WHAT IS EXPECTED » Going through the records that follow, please count the lines with "Arts" in them and give only the count.

PROVIDED RECORDS »
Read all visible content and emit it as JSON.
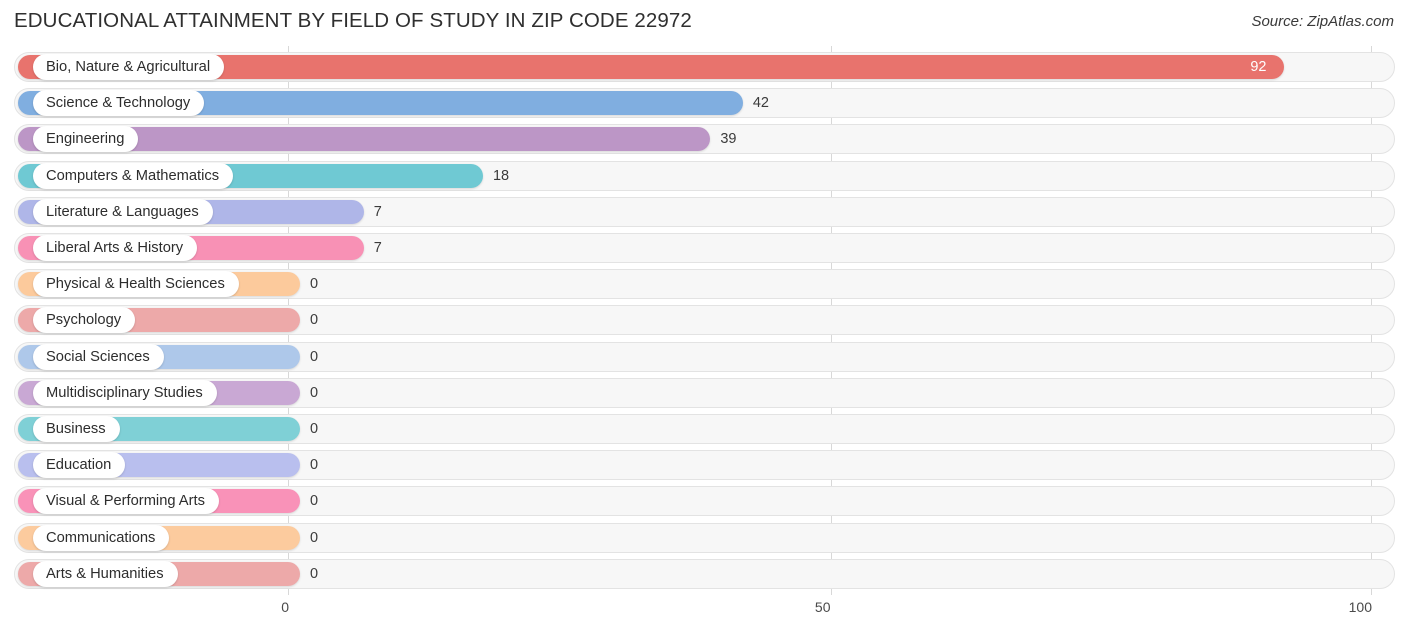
{
  "header": {
    "title": "EDUCATIONAL ATTAINMENT BY FIELD OF STUDY IN ZIP CODE 22972",
    "source": "Source: ZipAtlas.com"
  },
  "chart_data": {
    "type": "bar",
    "orientation": "horizontal",
    "title": "EDUCATIONAL ATTAINMENT BY FIELD OF STUDY IN ZIP CODE 22972",
    "subtitle": "Source: ZipAtlas.com",
    "xlabel": "",
    "ylabel": "",
    "xlim": [
      0,
      100
    ],
    "xticks": [
      0,
      50,
      100
    ],
    "xtick_labels": [
      "0",
      "50",
      "100"
    ],
    "grid": true,
    "legend": false,
    "categories": [
      "Bio, Nature & Agricultural",
      "Science & Technology",
      "Engineering",
      "Computers & Mathematics",
      "Literature & Languages",
      "Liberal Arts & History",
      "Physical & Health Sciences",
      "Psychology",
      "Social Sciences",
      "Multidisciplinary Studies",
      "Business",
      "Education",
      "Visual & Performing Arts",
      "Communications",
      "Arts & Humanities"
    ],
    "values": [
      92,
      42,
      39,
      18,
      7,
      7,
      0,
      0,
      0,
      0,
      0,
      0,
      0,
      0,
      0
    ],
    "value_labels": [
      "92",
      "42",
      "39",
      "18",
      "7",
      "7",
      "0",
      "0",
      "0",
      "0",
      "0",
      "0",
      "0",
      "0",
      "0"
    ],
    "colors": [
      "#e8736d",
      "#80aee0",
      "#bc96c6",
      "#6fc9d3",
      "#afb6e8",
      "#f891b5",
      "#fcca9c",
      "#eda9a9",
      "#aec8ea",
      "#c9a8d4",
      "#7fd0d6",
      "#b9bfee",
      "#f992b8",
      "#fccb9e",
      "#eda9a9"
    ]
  }
}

SOLUTION TO THIS TASK » 3